“It surely takes less than nine months for the bureaucracy to put through the paperwork on a Specially Designated Global Terrorist, especially for someone seemingly admitting to active agency within an already-designated organisation,” he said.
The announcement on Crawford by the office of Trinidadian attorney general, Faris al-Rawi, comes as its government attempts to push through amendments to existing anti-terrorism legislation. But Rawi had months before suggested to the New York Times that Crawford had already died.
According to a statement released by Rawi’s office on 31 March, Crawford’s designation came after “several months of intelligence sharing and investigative co-operation between Trinidad and Tobago and our foreign counterparts, including the United States and United Kingdom”.
But Trinidadian lawyer Farid Scoon said: “For more than two years the government has known or ought to have known that he joined ISIS.”
“For more than a year, the media in Trinidad has reproduced seditious statements and open threats to the peace and good governance of Trinidad and Tobago allegedly made by Mr Crawford.
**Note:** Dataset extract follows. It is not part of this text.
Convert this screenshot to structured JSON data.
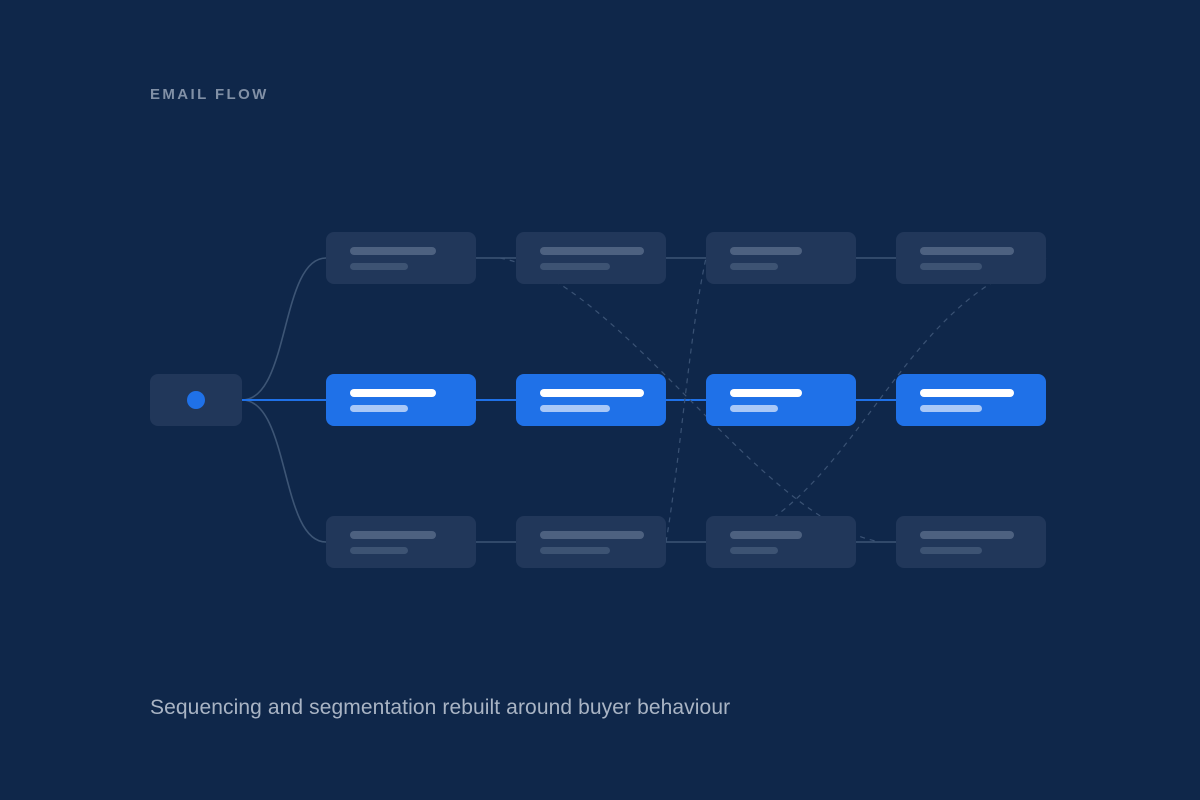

The government raised no alarm, expressed no concern and took no action.”
Scoon, the former lawyer of Trinidadian Kareem Ibrahim, who was designated a terrorist in Trinidad and the US, said the timing of Crawford’s designation showed that Trinidad and Tobago were “follow-fashion pawns”.
“Only after the United States declared Mr Crawford a terrorist did our government promptly follow fashion and instituted proceedings in the court to label him a terrorist,” he said.
“The response of the government of Trinidad and Tobago to the terrorist threat continues to be predicated on the dictates of non-national interests.”
Seizing Crawford’s assets
Scoon points out that while in Trinidad and Tobago “the consequence of designation is to go after assets belonging to the designated terrorist”, the government has not seized assets in the past and is unlikely to do so now.
“The posthumous designation of Kareem did not result in any asset seizure and the designation of Crawford is unlikely to yield anything because the government seems to be out of touch with reality.”
Kadidal also questioned the usefulness of sanctioning Crawford. “This young man didn’t seem to have significant personal assets – by all appearances, he’s no George Soros,” he said.
Crawford’s mother claims her son sold everything he had – including a vehicle, a flat-screen TV and games console – before he went to Syria.
“Shane was just 28 when he left here, what would he have accumulated in that time?” she said.
Though Shane is one of over 100 Trinidadians who have left for Syria – some of whom are thought to be Trinidadian-US dual nationals – his mother asked why he is the only one to have been designated.
“There so many other people that have left.”
She then added: “How could a dead man be a threat?”
Originally published by Middle East Eye, republished with permission